Photo of Torremolinos, Spain by Backpack ME
If I had a postcard printing business I would probably take a lot of images in Cordoba. This city doesn’t have the Alhambra of Granada (it does have a very big alcazar with Arabic baths and all) or a cathedral as big as the one in Sevilla. But Cordoba can rely on the magic of its cobblestone roads (where it is very common to see tourists passing by in horse carts) to keep visitors satisfied. We walked around the historical area, including the patio of the cathedral, joyfully colored by orange trees full of fruit, and the Juderia, which was once upon a time the neighborhood where Jews used to live.
Photo of Córdoba, Spain by Backpack ME
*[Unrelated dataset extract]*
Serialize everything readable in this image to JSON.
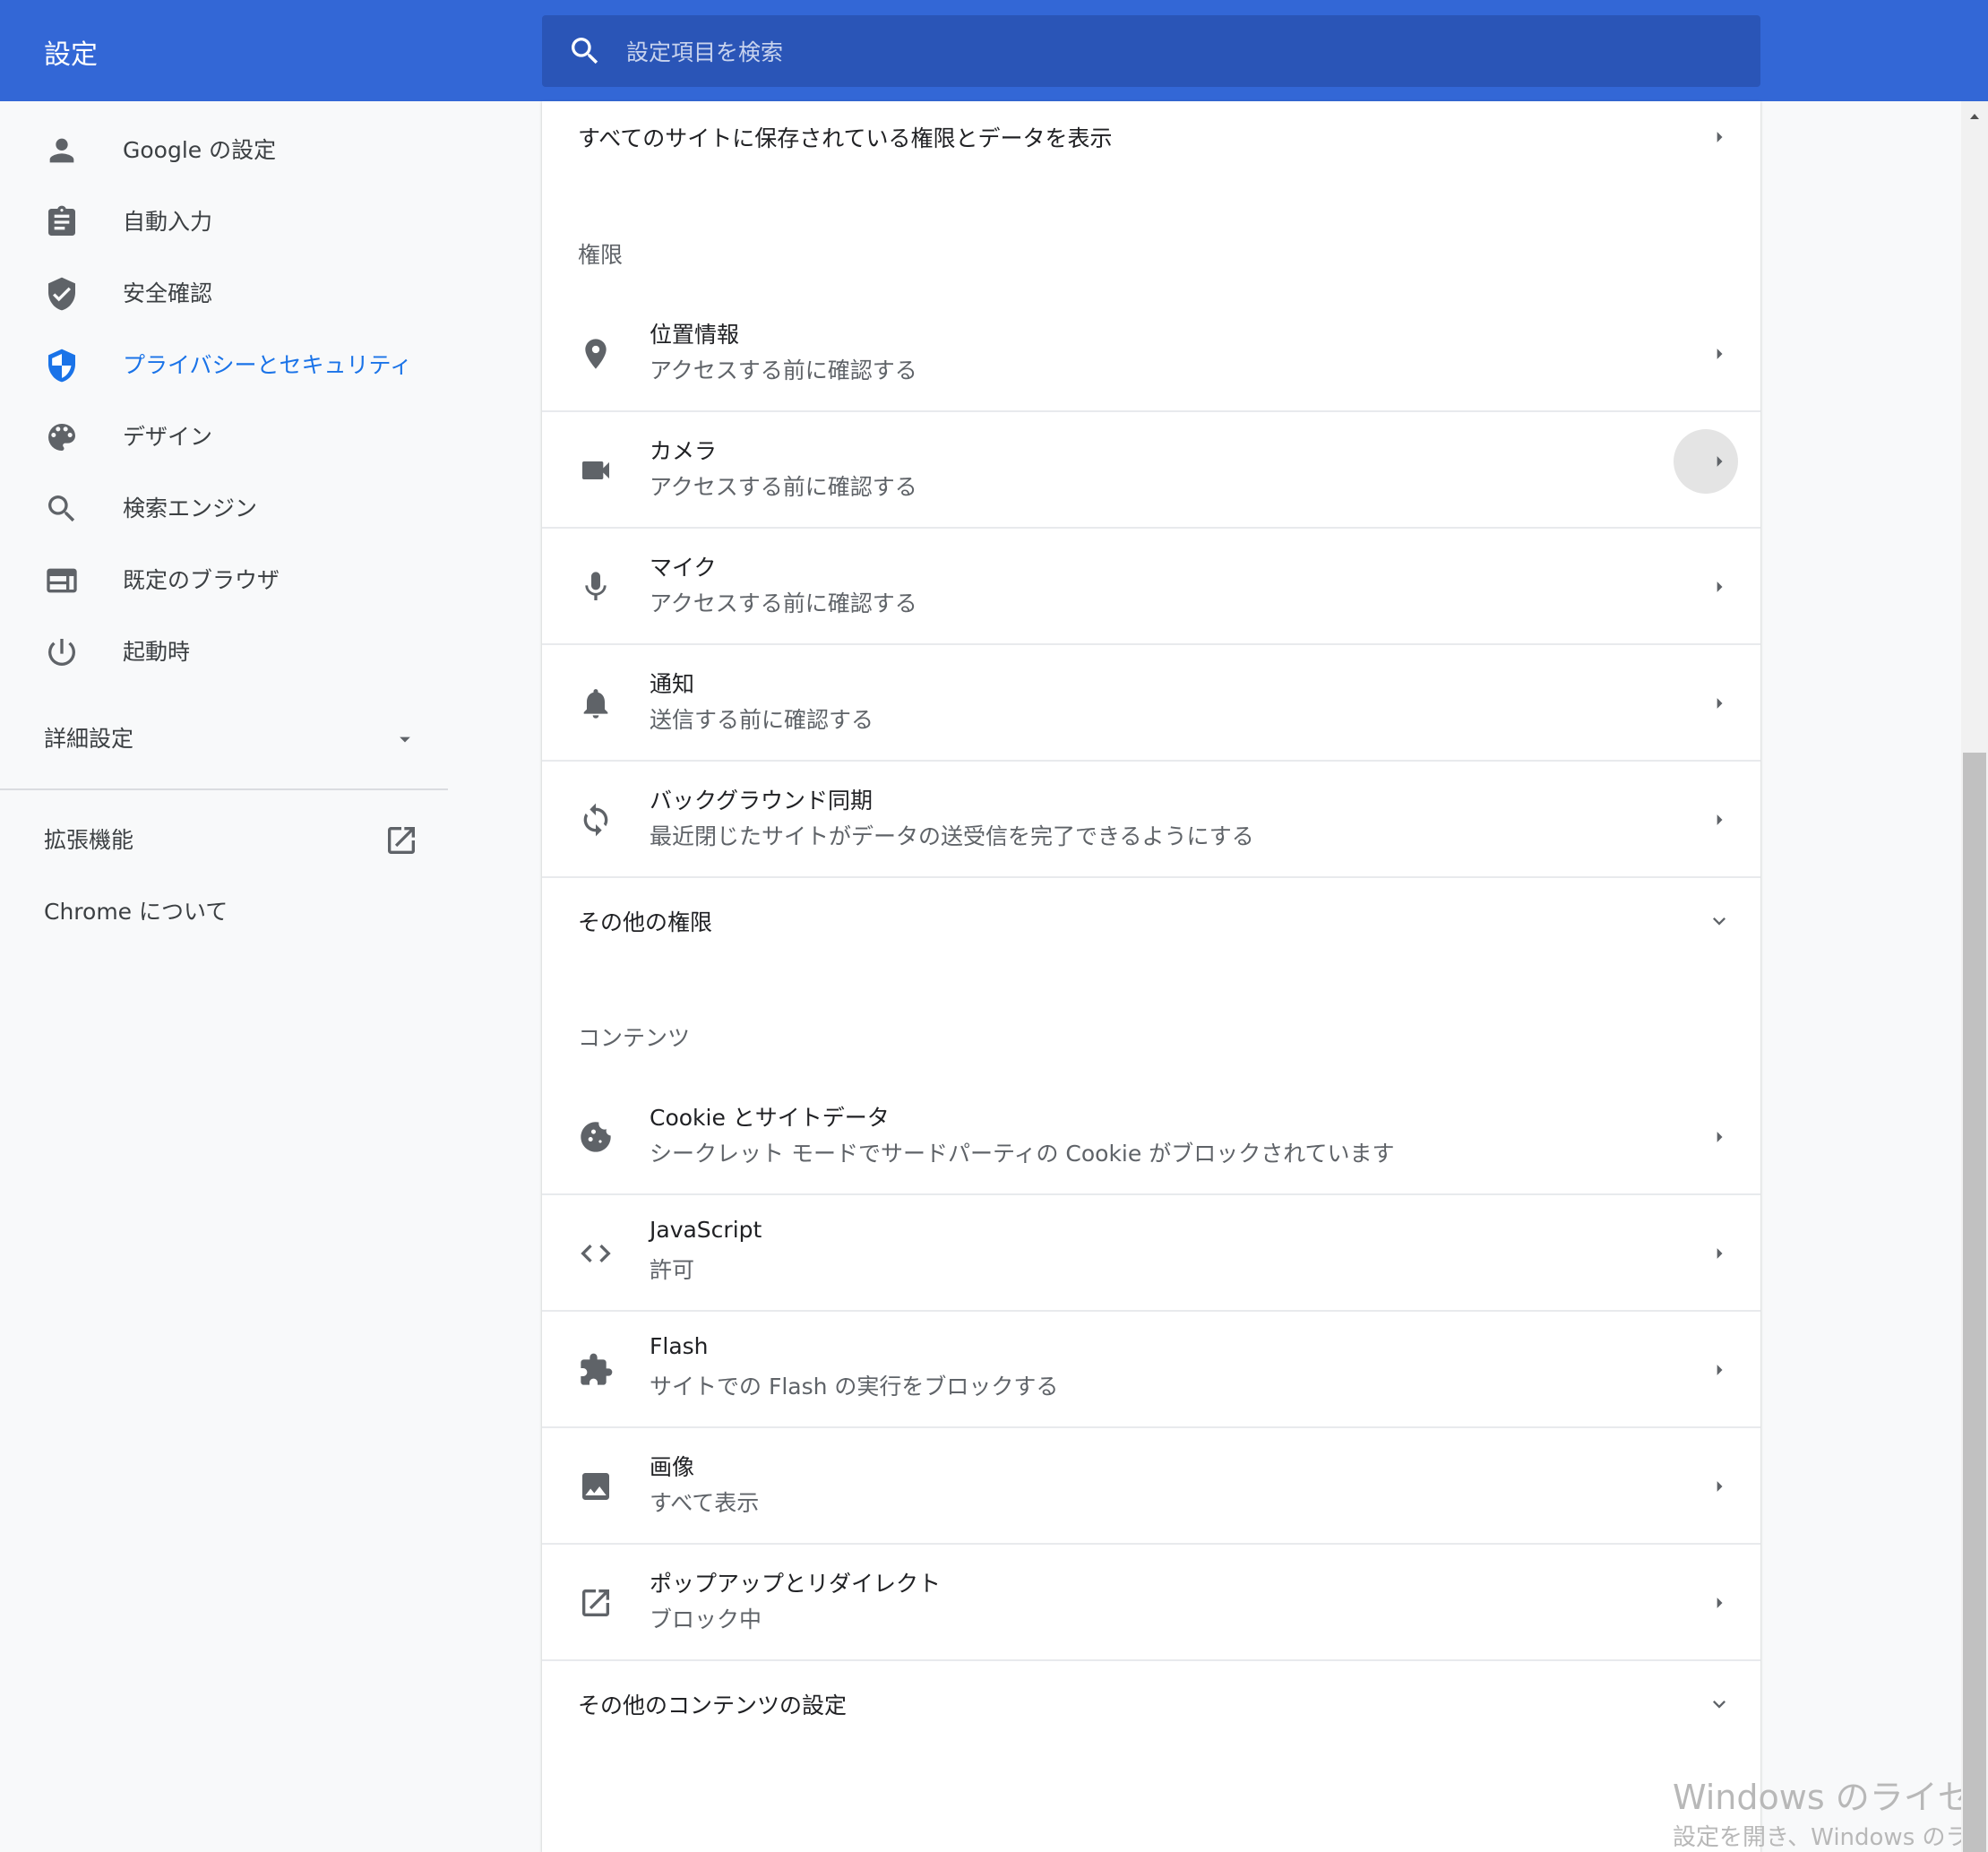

If it is true that Andalucia is a beautiful region, it is also true that most big cities have somehow similar historic sights, with particular focus on a main cathedral and an alcazar (sort of palace built by the Moors and later on taken over by the Christian rulers). Sevilla was no exception. I guess as it was the last place we visited in Andalucia it did suffer from our overload of history in the previous days. But don’t let this turn you off if you plan on traveling to Southern Spain. Sevilla is well worth a visit! Not only to see its historical buildings, but also to experience its culture, in the form of Sevillanas and Flamenco music (which we didn’t get to experience live this time) or food & drinks. You can tell that people in Andalucia are generally happy folks and, being Spanish, they sure like to party! The streets are always full of people (and they say there is a big crisis going on? We couldn’t tell!) and more than once we came across folks that would start singing and clapping out of the blue.
Photo of Seville, Spain by Backpack ME
Being the capital of Spain, Madrid has a lot to offer. We didn't really spend that much time there, though, as we were flying off to Cancun soon. We signed up for a free walking tour of the main historic/touristic sights, but never woke up for it – it’s like we were living the Caribbean pace of life already! Later on, we ended up visiting the same places included in the tour, but on our own. Madrid was absolutely packed with families flooding the Christmas markets and shopping areas. Then again… where is that so-called crisis everyone is talking about?!
Photo of Madrid, Spain by Backpack ME